(Element data from apps and pages)
▼
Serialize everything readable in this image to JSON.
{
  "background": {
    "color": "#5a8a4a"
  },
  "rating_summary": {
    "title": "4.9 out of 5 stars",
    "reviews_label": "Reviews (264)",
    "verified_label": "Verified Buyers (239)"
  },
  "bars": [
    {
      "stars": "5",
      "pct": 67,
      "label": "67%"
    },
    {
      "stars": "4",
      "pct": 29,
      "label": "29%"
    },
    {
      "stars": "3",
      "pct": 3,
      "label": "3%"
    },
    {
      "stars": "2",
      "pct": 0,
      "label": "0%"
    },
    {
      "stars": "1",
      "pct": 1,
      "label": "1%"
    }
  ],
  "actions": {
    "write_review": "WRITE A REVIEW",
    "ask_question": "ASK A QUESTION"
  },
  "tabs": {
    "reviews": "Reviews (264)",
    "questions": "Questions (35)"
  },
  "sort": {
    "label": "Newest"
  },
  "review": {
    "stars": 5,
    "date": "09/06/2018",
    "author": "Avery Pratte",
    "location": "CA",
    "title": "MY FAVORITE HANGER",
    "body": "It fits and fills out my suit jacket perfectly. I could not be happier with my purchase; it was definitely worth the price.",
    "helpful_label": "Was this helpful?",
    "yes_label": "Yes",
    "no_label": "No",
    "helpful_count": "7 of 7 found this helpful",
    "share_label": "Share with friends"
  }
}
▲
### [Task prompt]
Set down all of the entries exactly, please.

### [Exercise answer]
Serialize everything readable in this image to JSON.
{
  "background": {
    "color": "#5a8a4a"
  },
  "rating_summary": {
    "title": "4.9 out of 5 stars",
    "reviews_label": "Reviews (264)",
    "verified_label": "Verified Buyers (239)"
  },
  "bars": [
    {
      "stars": "5",
      "pct": 67,
      "label": "67%"
    },
    {
      "stars": "4",
      "pct": 29,
      "label": "29%"
    },
    {
      "stars": "3",
      "pct": 3,
      "label": "3%"
    },
    {
      "stars": "2",
      "pct": 0,
      "label": "0%"
    },
    {
      "stars": "1",
      "pct": 1,
      "label": "1%"
    }
  ],
  "actions": {
    "write_review": "WRITE A REVIEW",
    "ask_question": "ASK A QUESTION"
  },
  "tabs": {
    "reviews": "Reviews (264)",
    "questions": "Questions (35)"
  },
  "sort": {
    "label": "Newest"
  },
  "review": {
    "stars": 5,
    "date": "09/06/2018",
    "author": "Avery Pratte",
    "location": "CA",
    "title": "MY FAVORITE HANGER",
    "body": "It fits and fills out my suit jacket perfectly. I could not be happier with my purchase; it was definitely worth the price.",
    "helpful_label": "Was this helpful?",
    "yes_label": "Yes",
    "no_label": "No",
    "helpful_count": "7 of 7 found this helpful",
    "share_label": "Share with friends"
  }
}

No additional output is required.